=== PROBLEM ===
What lines in the data hold the string "date"? Show them.

Interface dataset entries
------------------------------------

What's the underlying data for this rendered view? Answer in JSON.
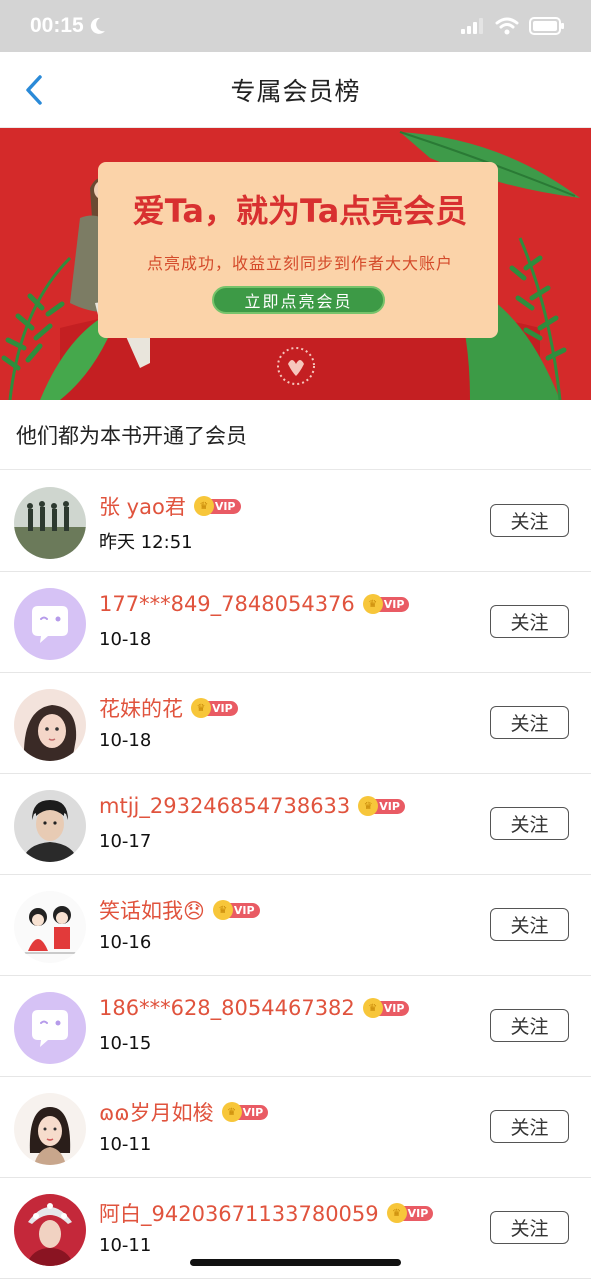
{
  "status_bar": {
    "time": "00:15"
  },
  "nav": {
    "title": "专属会员榜"
  },
  "banner": {
    "title": "爱Ta，就为Ta点亮会员",
    "subtitle": "点亮成功，收益立刻同步到作者大大账户",
    "button_label": "立即点亮会员",
    "colors": {
      "background": "#d42a2a",
      "card": "#fbd3a9",
      "button": "#3d9a46"
    }
  },
  "section": {
    "title": "他们都为本书开通了会员"
  },
  "vip_label": "VIP",
  "follow_label": "关注",
  "members": [
    {
      "name": "张 yao君",
      "date": "昨天 12:51",
      "avatar": "photo-group-avatar"
    },
    {
      "name": "177***849_7848054376",
      "date": "10-18",
      "avatar": "default-chat-avatar"
    },
    {
      "name": "花妹的花",
      "date": "10-18",
      "avatar": "girl-illustration-avatar"
    },
    {
      "name": "mtjj_293246854738633",
      "date": "10-17",
      "avatar": "man-photo-avatar"
    },
    {
      "name": "笑话如我😞",
      "date": "10-16",
      "avatar": "couple-cartoon-avatar"
    },
    {
      "name": "186***628_8054467382",
      "date": "10-15",
      "avatar": "default-chat-avatar"
    },
    {
      "name": "ɷɷ岁月如梭",
      "date": "10-11",
      "avatar": "woman-illustration-avatar"
    },
    {
      "name": "阿白_94203671133780059",
      "date": "10-11",
      "avatar": "costume-photo-avatar"
    }
  ],
  "colors": {
    "username": "#e0533d",
    "vip_tag": "#e95b64",
    "vip_crown": "#f7c63a",
    "default_avatar": "#d6c2f5"
  }
}
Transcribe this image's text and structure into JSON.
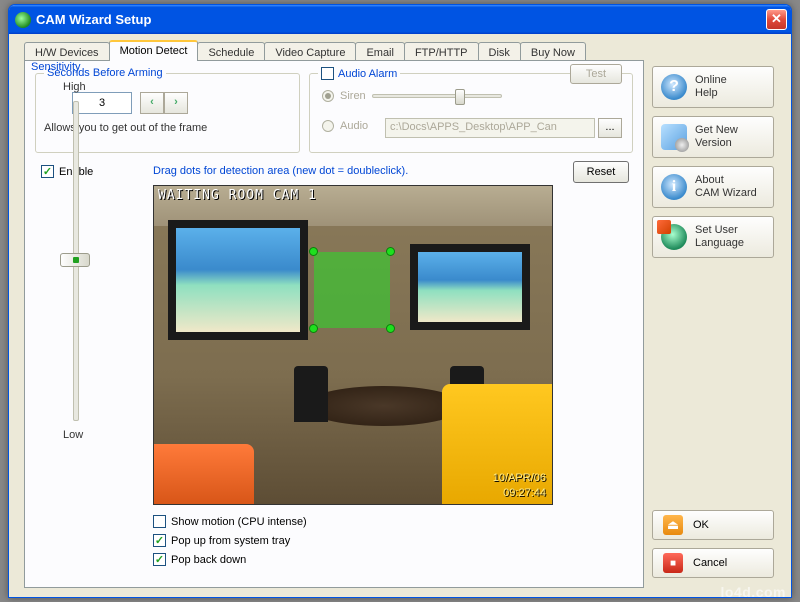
{
  "window": {
    "title": "CAM Wizard Setup"
  },
  "tabs": [
    "H/W Devices",
    "Motion Detect",
    "Schedule",
    "Video Capture",
    "Email",
    "FTP/HTTP",
    "Disk",
    "Buy Now"
  ],
  "active_tab": "Motion Detect",
  "arming": {
    "legend": "Seconds Before Arming",
    "value": "3",
    "hint": "Allows you to get out of the frame"
  },
  "audio": {
    "legend": "Audio Alarm",
    "checked": false,
    "test": "Test",
    "siren_label": "Siren",
    "audio_label": "Audio",
    "path": "c:\\Docs\\APPS_Desktop\\APP_Can",
    "browse": "..."
  },
  "enable": {
    "label": "Enable",
    "checked": true
  },
  "drag_hint": "Drag dots for detection area (new dot = doubleclick).",
  "reset": "Reset",
  "sensitivity": {
    "legend": "Sensitivity",
    "high": "High",
    "low": "Low"
  },
  "preview": {
    "overlay": "WAITING ROOM CAM 1",
    "date": "10/APR/06",
    "time": "09:27:44"
  },
  "checks": {
    "show_motion": {
      "label": "Show motion (CPU intense)",
      "checked": false
    },
    "popup": {
      "label": "Pop up from system tray",
      "checked": true
    },
    "popback": {
      "label": "Pop back down",
      "checked": true
    }
  },
  "side": {
    "help": "Online\nHelp",
    "getnew": "Get New\nVersion",
    "about": "About\nCAM Wizard",
    "lang": "Set User\nLanguage"
  },
  "actions": {
    "ok": "OK",
    "cancel": "Cancel"
  },
  "watermark": "lo4d.com"
}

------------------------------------

=== SOLUTION ===
      "date": "昨天 12:51",
      "date": "10-18",
      "date": "10-18",
      "date": "10-17",
      "date": "10-16",
      "date": "10-15",
      "date": "10-11",
      "date": "10-11",
    "date": "10/APR/06",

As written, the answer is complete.